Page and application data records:
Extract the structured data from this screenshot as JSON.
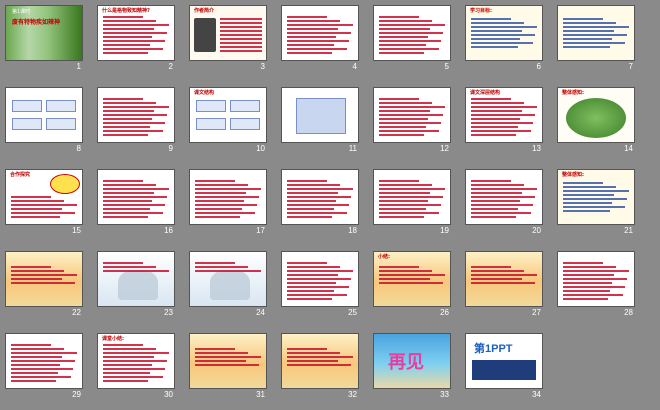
{
  "slides": [
    {
      "n": "1",
      "kind": "bamboo",
      "title": "第1课时",
      "subtitle": "废有特物疾如辣神"
    },
    {
      "n": "2",
      "kind": "text",
      "title": "什么是格物致知精神?"
    },
    {
      "n": "3",
      "kind": "portrait",
      "title": "作者简介"
    },
    {
      "n": "4",
      "kind": "text",
      "title": ""
    },
    {
      "n": "5",
      "kind": "text",
      "title": ""
    },
    {
      "n": "6",
      "kind": "list",
      "title": "学习目标:"
    },
    {
      "n": "7",
      "kind": "quiz",
      "title": ""
    },
    {
      "n": "8",
      "kind": "flow",
      "title": ""
    },
    {
      "n": "9",
      "kind": "text",
      "title": ""
    },
    {
      "n": "10",
      "kind": "outline",
      "title": "课文结构"
    },
    {
      "n": "11",
      "kind": "diagram",
      "title": ""
    },
    {
      "n": "12",
      "kind": "text",
      "title": ""
    },
    {
      "n": "13",
      "kind": "text",
      "title": "课文深层结构"
    },
    {
      "n": "14",
      "kind": "tree",
      "title": "整体感知:"
    },
    {
      "n": "15",
      "kind": "bubble",
      "title": "合作探究"
    },
    {
      "n": "16",
      "kind": "text",
      "title": ""
    },
    {
      "n": "17",
      "kind": "text",
      "title": ""
    },
    {
      "n": "18",
      "kind": "text",
      "title": ""
    },
    {
      "n": "19",
      "kind": "text",
      "title": ""
    },
    {
      "n": "20",
      "kind": "text",
      "title": ""
    },
    {
      "n": "21",
      "kind": "list",
      "title": "整体感知:"
    },
    {
      "n": "22",
      "kind": "sunset",
      "title": ""
    },
    {
      "n": "23",
      "kind": "winter",
      "title": ""
    },
    {
      "n": "24",
      "kind": "winter",
      "title": ""
    },
    {
      "n": "25",
      "kind": "text",
      "title": ""
    },
    {
      "n": "26",
      "kind": "sunset",
      "title": "小结:"
    },
    {
      "n": "27",
      "kind": "sunset",
      "title": ""
    },
    {
      "n": "28",
      "kind": "text",
      "title": ""
    },
    {
      "n": "29",
      "kind": "text",
      "title": ""
    },
    {
      "n": "30",
      "kind": "text",
      "title": "课堂小结:"
    },
    {
      "n": "31",
      "kind": "sunset",
      "title": ""
    },
    {
      "n": "32",
      "kind": "sunset",
      "title": ""
    },
    {
      "n": "33",
      "kind": "goodbye",
      "title": "再见"
    },
    {
      "n": "34",
      "kind": "ppt",
      "title": "第1PPT"
    }
  ]
}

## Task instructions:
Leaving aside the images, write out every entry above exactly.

## Written response:
Extract the structured data from this screenshot as JSON.
{
  "slides": [
    {
      "n": "1",
      "kind": "bamboo",
      "title": "第1课时",
      "subtitle": "废有特物疾如辣神"
    },
    {
      "n": "2",
      "kind": "text",
      "title": "什么是格物致知精神?"
    },
    {
      "n": "3",
      "kind": "portrait",
      "title": "作者简介"
    },
    {
      "n": "4",
      "kind": "text",
      "title": ""
    },
    {
      "n": "5",
      "kind": "text",
      "title": ""
    },
    {
      "n": "6",
      "kind": "list",
      "title": "学习目标:"
    },
    {
      "n": "7",
      "kind": "quiz",
      "title": ""
    },
    {
      "n": "8",
      "kind": "flow",
      "title": ""
    },
    {
      "n": "9",
      "kind": "text",
      "title": ""
    },
    {
      "n": "10",
      "kind": "outline",
      "title": "课文结构"
    },
    {
      "n": "11",
      "kind": "diagram",
      "title": ""
    },
    {
      "n": "12",
      "kind": "text",
      "title": ""
    },
    {
      "n": "13",
      "kind": "text",
      "title": "课文深层结构"
    },
    {
      "n": "14",
      "kind": "tree",
      "title": "整体感知:"
    },
    {
      "n": "15",
      "kind": "bubble",
      "title": "合作探究"
    },
    {
      "n": "16",
      "kind": "text",
      "title": ""
    },
    {
      "n": "17",
      "kind": "text",
      "title": ""
    },
    {
      "n": "18",
      "kind": "text",
      "title": ""
    },
    {
      "n": "19",
      "kind": "text",
      "title": ""
    },
    {
      "n": "20",
      "kind": "text",
      "title": ""
    },
    {
      "n": "21",
      "kind": "list",
      "title": "整体感知:"
    },
    {
      "n": "22",
      "kind": "sunset",
      "title": ""
    },
    {
      "n": "23",
      "kind": "winter",
      "title": ""
    },
    {
      "n": "24",
      "kind": "winter",
      "title": ""
    },
    {
      "n": "25",
      "kind": "text",
      "title": ""
    },
    {
      "n": "26",
      "kind": "sunset",
      "title": "小结:"
    },
    {
      "n": "27",
      "kind": "sunset",
      "title": ""
    },
    {
      "n": "28",
      "kind": "text",
      "title": ""
    },
    {
      "n": "29",
      "kind": "text",
      "title": ""
    },
    {
      "n": "30",
      "kind": "text",
      "title": "课堂小结:"
    },
    {
      "n": "31",
      "kind": "sunset",
      "title": ""
    },
    {
      "n": "32",
      "kind": "sunset",
      "title": ""
    },
    {
      "n": "33",
      "kind": "goodbye",
      "title": "再见"
    },
    {
      "n": "34",
      "kind": "ppt",
      "title": "第1PPT"
    }
  ]
}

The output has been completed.